This year Zartosht-No-Diso will be on 26th December 2021, according to the Fasli Calendar. We hope you find the following article about this day, its meaning and how we can commemorate it both informative and enlightening.
This article has been kindly contributed by WZO Member, SOAS scholar and fellow Zoroastrian Pablo Vazquez.
What is Zartosht No-Diso?
Zartosht No-Diso usually occurs around December 26th on the Gregorian calendar depending on the alignment of both the Solar Hijri calendar used officially in Iran and the Fasli calendar used by many Iranian Zoroastrians. This alignment usually occurs whenever the day of Khorshed (the 11th day) happens in the month of Dae (the 10th month) in the Fasli calendar. While it is likely that Zoroastrians throughout time have commemorated the death of Zarathushtra in some form or another, Zartosht No-Diso is a rather new holiday that likely developed after the popularity of the Shahnameh. It is celebrated across the global Zoroastrian community but most done so among Iranian Zoroastrians and related communities though it has began to pick up among Parsi Zoroastrians and others. Zartosht No-Diso is a day of solemn reflection, study of the Gathas, prayers at the temple and at home, gratefulness for one’s own life, and a celebration of the life of Zarathushtra..
How Was It Celebrated In the Past?
As mentioned previously, we know very little of how Zoroastrians in the past commemorated the death of Zarathushtra but we assume that it may have been rather similar to how it is organized today. Some of the earliest records we have of something like Zartosht No-Diso date from post-Pahlavi times and it seems to have really picked up in popularity in the 20th century and onwards with the festival enjoying a revival of sorts in modern Zoroastrianism. We do know that records of Zarathushtra’s life were heavily mythologized and that elements of the festival likely were centered around remembering aspects of this hagiographical biography and perhaps retelling these stories and even acting them out as plays and the like. Books and even comics were produced in the 20th century revolving around exploring Zarathushtra’s life, of which the Gathas reveal fairly little about but it can said with certainty that oral tradition filled in the gaps of the story with their own tales and legends. An example of such stories can be seen in this popular children’s comic here.
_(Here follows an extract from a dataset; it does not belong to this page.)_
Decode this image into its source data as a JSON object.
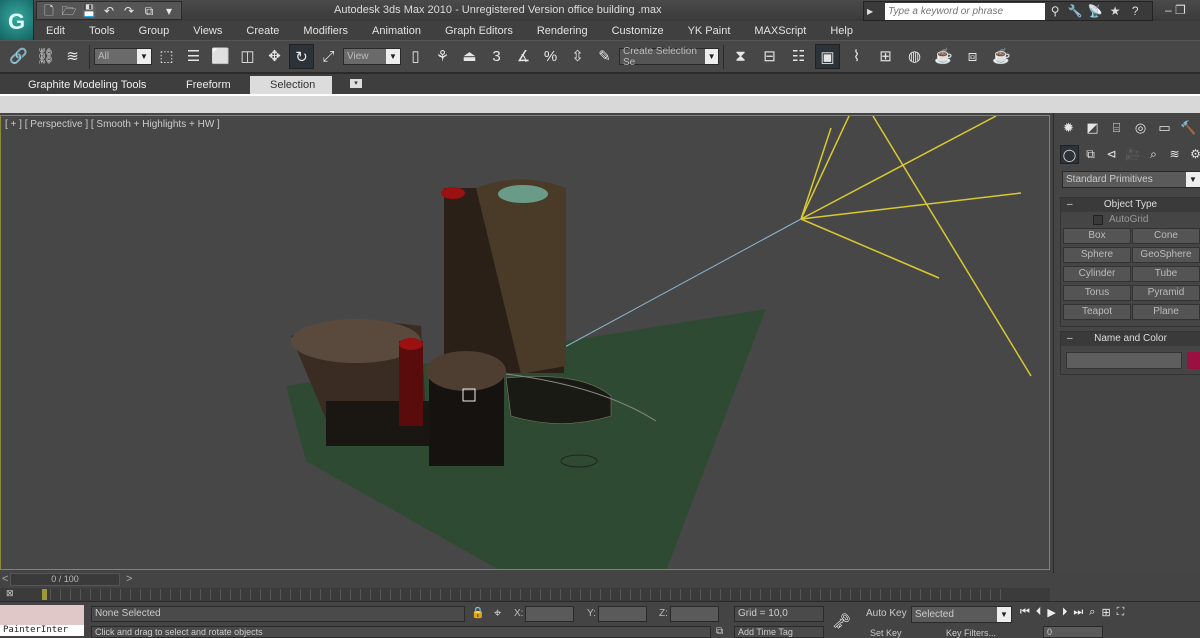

How Is It Celebrated Today?
It is mostly a day of prayer, ritual, and reflection on the life of Zarathushtra and one’s own life. If near a temple, Zoroastrians try to make time to visit and engage in their prayers and rituals there and, if not, their home becomes the site of the commemorations. Usually, the Gathas are read, studied, and discussed with other Zoroastrians and folks feast together to celebrate the life of Zarathushtra considering mourning is cautioned against by Zoroastrian tradition for any of those who have died. Instead, their Fravashis are honored and so are their lives as best as possible and remembrance is a large part of that.
What Lessons Can We Learn From Zartosht No-Diso?
Zarathushtra lived an exemplary life filled with both divine inspiration and human worries which makes him someone we can easily connect to. Whether we want to see Zarathushtra as a Yazata, a truly divine being, or as simply a human messenger of divine truth, either way he was the one who set forth our faith and it would be truly virtuous to set aside some time during our day on Zarotsht No-Diso to remember him the best ways we can. Also, it is a good reminder to study the Gathas, Zarathushtra’s words that form the foundation and core of our faith, and reflect upon the endless and eternal wisdom that they provide. Even after his death, Zarathushtra remains with us, his fravashi blessing us constantly, and he is one of the most important people in all of human history. Perhaps, through our reflections on Zartosht No-Diso, we can align our lives to the Path of Asha and be truly worthy to be called Ashavans together.